When Chinese propaganda faces outwards, it tends to try to be completely unnoticed. As the Heritage Foundation’s James Jay Carafano points out, this sudden obvious lie is really a departure for a program that normally attempts to operate stealthily. That matches my experience. Chinese propaganda attempting to persuade Americans tends to operate on the principle that a carefully edited truth is much more powerful than an obvious lie. The whole time I lived there I never saw English-language Chinese state media make a false statement, yet I was constantly aware that their presentation of the facts was deeply misleading. If you checked their facts, you’d find that all the facts were true. It was always the interpretation that was false and misguiding.

Truth is a force multiplier in propaganda operations. The more often you can tell the truth, the more credibility you build with readers. The more often they check your story and find that it lines up with reality, the more they will trust you. The more that they trust you, the more you can guide them to believe what you’d like with carefully crafted framing. You can omit, you can distract, and you can interpret the facts that you do present in the light you would prefer. Because your audience has found you reliable in the past, they won’t question your interpretations all that much.

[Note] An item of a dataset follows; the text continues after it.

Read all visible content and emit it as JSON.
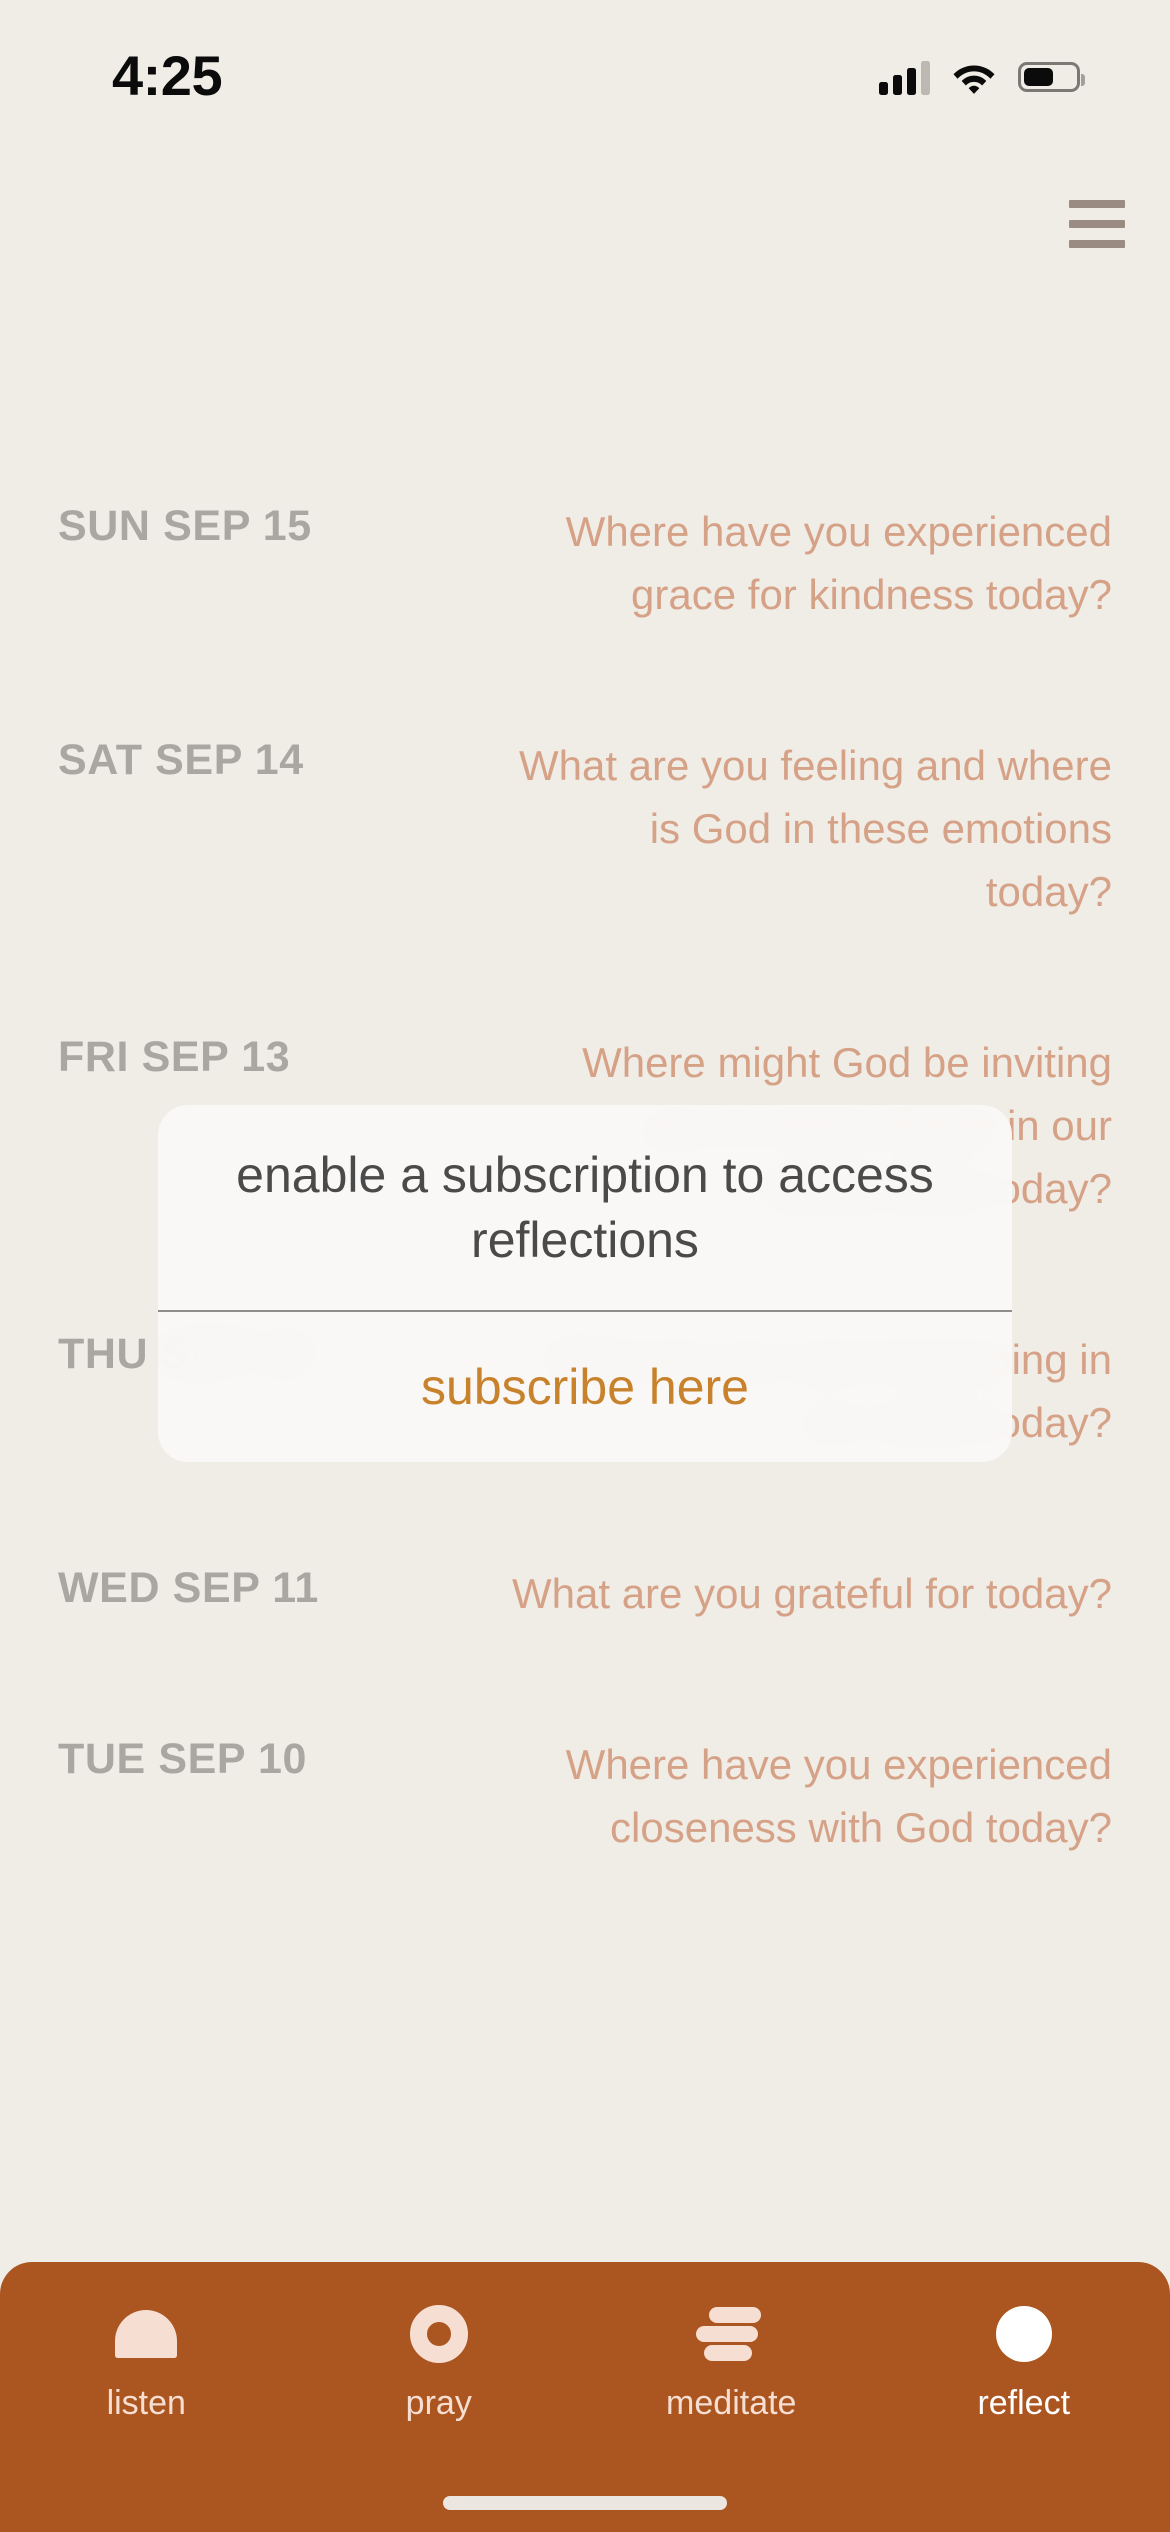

It is even more effective when you can mask your involvement. Chinese state media is always going to be a little suspect to the average American, no matter how often they avoid telling obvious lies, because of state media’s direct connection to a totalitarian state. If you can encourage American media to carry friendly stories, however, you will get a lot farther. China has invested vast sums in US media and technology purchases, allowing them to apply pressure behind the scenes to ensure that American media covers stories (or does not cover them) in ways that advance China’s interests. Their technology purchases also gives them a way to influence Chinese-language speakers in America, and to monitor them — and the rest of us who use apps with Chinese ties. That monitoring provides invaluable feedback to them on how messages are being received and interpreted here.

It’s not just news media that Chinese propaganda has come to touch here. Hollywood has also seen very large Chinese purchases and investments.  So have video game producers. This means that China can influence how its government and culture are portrayed in American movies and to a lesser degree our video games. When was the last time you saw a movie that portrayed Communism as evil? How about Chinese government or military leaders in the ‘bad guy’ role?

By contrast, when was the last time you saw a movie or television show that raised doubts about America or portrayed an American government official as corrupt or wicked? All the time, right? Of course, most Americans do think that our government and its leaders are corrupt — at least that ‘the other side’ is. Indeed, many of them are. It’s a strength of our culture that we are able to engage in robust criticism of bad practices by our leaders. As Carafano points out, however, the Chinese are very good at leveraging our own divisions against us. They never have to say anything bad about any American: they can just re-broadcast what we say about our own.

The shift to an obvious lie, combined with the expulsion of American reporters, thus marks a surprising shift in China’s propaganda war. Carafano thinks it may be aimed at Africa, where similar tales of alleged CIA malign activities are already widely believed. That may be right. It also may be that the coronavirus efforts are not going as well as they hoped, and they are trying to get the American free press away before that story gets out. In that case, the obvious lie was a provocation designed to give China ’cause’ to expel the journalists.

In any case, it is a departure. We shall keep an eye on the People’s Republic of China.

About the Author

Brad Patty

Dr. Patty advised US Army units in Iraq on information operations as part of more than a decade's involvements in America's wars. His work has received formal commendations from the 30th Heavy Brigade, the 2nd Brigade, 1st Armored Division, the 3rd Infantry Division and the 1st Cavalry Division. Dr. Patty holds his PhD in Philosophy from the University of Georgia, as well as a Master's in history from Armstrong in Savannah.